In the village of Rasquera, between here and Miravet, on the first weekend of May every year they hold their annual Fira Ramadera, which is a livestock fair. Marking the time when the flocks head for the Cardó and Tivissa mountains, and locally known as the goat fair, it captured my attention because where there is goat, they may also be goat cheese.
Ramat means livestock, and although Catalunya has dairy and beef industries, they are located in the north (Girona), and west (Lleida). Here, in the more arid south, you find pigs, goats, and sheep. In Catalunya (and maybe all of Spain) most of the livestock industry is relatively small scale and family run. I recently read in Temple Grandin’s book Animals Make Us Human that Europe does much better in providing decent living and slaughter conditions for its commercial animals (with the exception of chickens) than the U.S. does. And in fact, that fits with my own general impression. Although they may exist, in all the nine years that I’ve lived here I have never seen huge stockyards here like the ones in Coalinga in central California, and when there is a news story having to do with livestock, you always see a relatively small, family-run business.
Herding goats or sheep is not a big money-maker and even though there are many people who are not driven to get rich, as time goes by, fewer people are doing it, especially fewer young people. To give the vocation a boost, the Generalitat has recently instituted programs to train young people so that those herders who do not have children to take over, might find a stranger to do it when the time comes and thus the landscape will remain dotted with sheep and goats and the food supply will continue to be locally produced.

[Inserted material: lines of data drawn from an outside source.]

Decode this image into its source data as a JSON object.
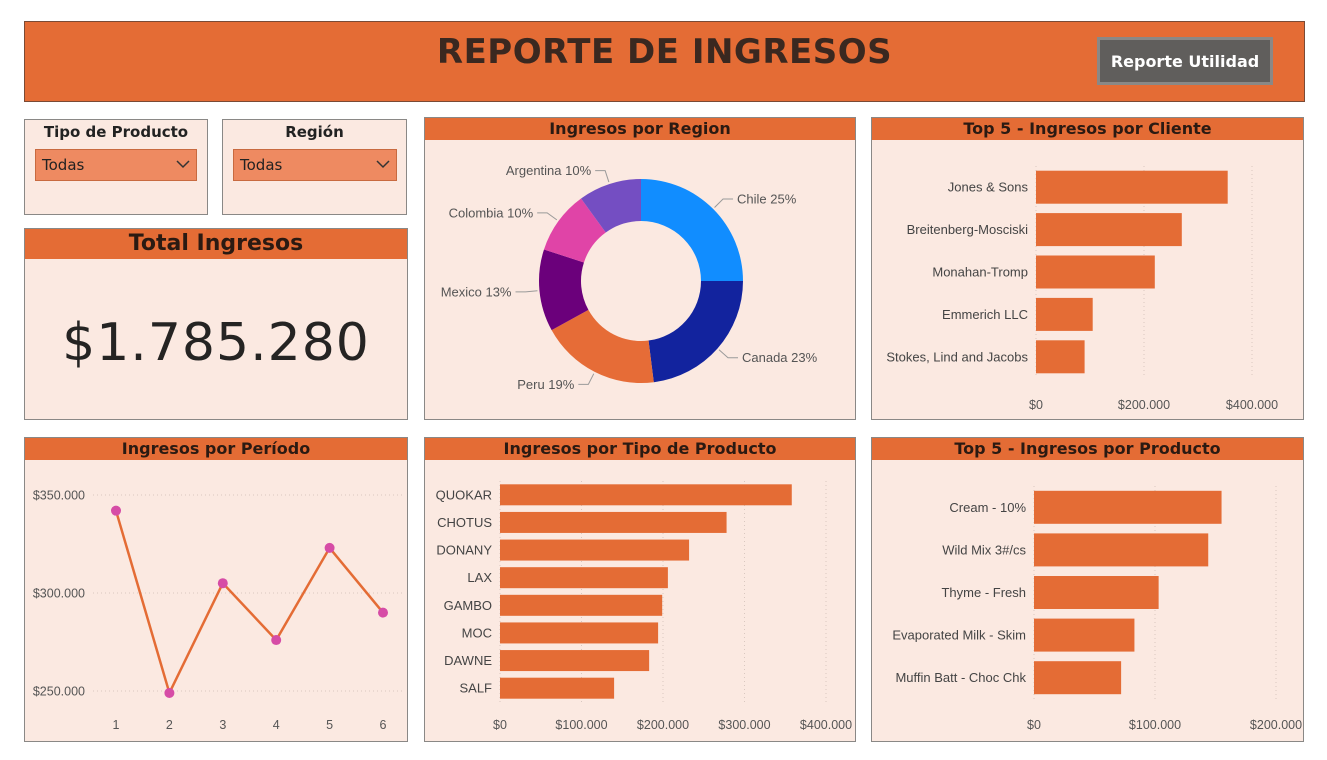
{
  "header": {
    "title": "REPORTE DE INGRESOS",
    "button_label": "Reporte Utilidad"
  },
  "filters": {
    "product_type": {
      "label": "Tipo de Producto",
      "value": "Todas"
    },
    "region": {
      "label": "Región",
      "value": "Todas"
    }
  },
  "kpi": {
    "title": "Total Ingresos",
    "value": "$1.785.280"
  },
  "panels": {
    "region": "Ingresos por Region",
    "top_clients": "Top 5 - Ingresos por Cliente",
    "period": "Ingresos por Período",
    "product_type": "Ingresos por Tipo de Producto",
    "top_products": "Top 5 - Ingresos por Producto"
  },
  "colors": {
    "accent": "#e46c35",
    "panel_bg": "#fbe9e1",
    "marker": "#d64ca6"
  },
  "chart_data": [
    {
      "id": "region",
      "type": "pie",
      "variant": "donut",
      "labels": [
        "Chile",
        "Canada",
        "Peru",
        "Mexico",
        "Colombia",
        "Argentina"
      ],
      "values": [
        25,
        23,
        19,
        13,
        10,
        10
      ],
      "display_labels": [
        "Chile 25%",
        "Canada 23%",
        "Peru 19%",
        "Mexico 13%",
        "Colombia 10%",
        "Argentina 10%"
      ],
      "colors": [
        "#118dff",
        "#12239e",
        "#e66c37",
        "#6b007b",
        "#e044a7",
        "#744ec2"
      ]
    },
    {
      "id": "top_clients",
      "type": "bar",
      "orientation": "horizontal",
      "categories": [
        "Jones & Sons",
        "Breitenberg-Mosciski",
        "Monahan-Tromp",
        "Emmerich LLC",
        "Stokes, Lind and Jacobs"
      ],
      "values": [
        355000,
        270000,
        220000,
        105000,
        90000
      ],
      "xlim": [
        0,
        450000
      ],
      "ticks": [
        0,
        200000,
        400000
      ],
      "tick_labels": [
        "$0",
        "$200.000",
        "$400.000"
      ]
    },
    {
      "id": "period",
      "type": "line",
      "x": [
        1,
        2,
        3,
        4,
        5,
        6
      ],
      "values": [
        342000,
        249000,
        305000,
        276000,
        323000,
        290000
      ],
      "ylim": [
        240000,
        360000
      ],
      "ticks": [
        250000,
        300000,
        350000
      ],
      "tick_labels": [
        "$250.000",
        "$300.000",
        "$350.000"
      ]
    },
    {
      "id": "product_type",
      "type": "bar",
      "orientation": "horizontal",
      "categories": [
        "QUOKAR",
        "CHOTUS",
        "DONANY",
        "LAX",
        "GAMBO",
        "MOC",
        "DAWNE",
        "SALF"
      ],
      "values": [
        358000,
        278000,
        232000,
        206000,
        199000,
        194000,
        183000,
        140000
      ],
      "xlim": [
        0,
        400000
      ],
      "ticks": [
        0,
        100000,
        200000,
        300000,
        400000
      ],
      "tick_labels": [
        "$0",
        "$100.000",
        "$200.000",
        "$300.000",
        "$400.000"
      ]
    },
    {
      "id": "top_products",
      "type": "bar",
      "orientation": "horizontal",
      "categories": [
        "Cream - 10%",
        "Wild Mix 3#/cs",
        "Thyme - Fresh",
        "Evaporated Milk - Skim",
        "Muffin Batt - Choc Chk"
      ],
      "values": [
        155000,
        144000,
        103000,
        83000,
        72000
      ],
      "xlim": [
        0,
        200000
      ],
      "ticks": [
        0,
        100000,
        200000
      ],
      "tick_labels": [
        "$0",
        "$100.000",
        "$200.000"
      ]
    }
  ]
}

One of the more charming things about Catalunya is that there are shepherds and goatherds with small flocks, sometimes going this way and that along the roads. You might see them when you drive outside the cities, and I could even see them out the window from our apartment in Tarragona, being situated as we were near the edge of town. There are also a few small herds on the outer fringe of Barcelona, sometimes taken by their shepherds to graze in the large open space park of Collserola that borders the back of the city, as Tilden Park does in Berkeley. Pigs are a different story. They are always located outside of town, but I have felt the odor in town when the wind was blowing the wrong way.
The oldest signs of human life at Rasquera are the 6,500 – 10,000-year-old cave paintings. It was an Iberian settlement before the Romans came, and its first civic document dates from 1153 when Ramon Berenguer IV gave Rasquera to the Templars, whose castle was in Miravet. Increasing from its first recorded population of 14 souls in 1497, it rose to its height of 1542 people in 1910 and has eased back down to 955 at the latest count. It’s primary economic activity is agriculture: vineyards, olive trees, some fruit trees (it is typical of the houses in the village to have open attics for the drying of figs), and breeding and raising of goats and sheep, most notably the Cabra Blanca (white goat), a breed native to Rasquera.
In Rasquera, before leaving for their summer pasture, the animals are herded into pens at the edge of the village, and people come from all around to admire them. In addition to the gathering of the flocks and display of a few prime examples in individual pens, there was also a section at the fair for artisan products, both food and handcrafts. Of course I was mostly interested in the stands with artisan-made goat cheeses. Spain has a lot of wonderful food, but it does not produce nor offer a wide selection of cheeses. Spanish varieties are few -- usually hard cheeses -- and they import almost none. So, while I love spotting the sheep and goats when I’m out and about in Catalunya, and I love the feeling they give me of an earlier time and a more simple life, I do miss the countless wonderful cheeses from the Cheeseboard in Berkeley.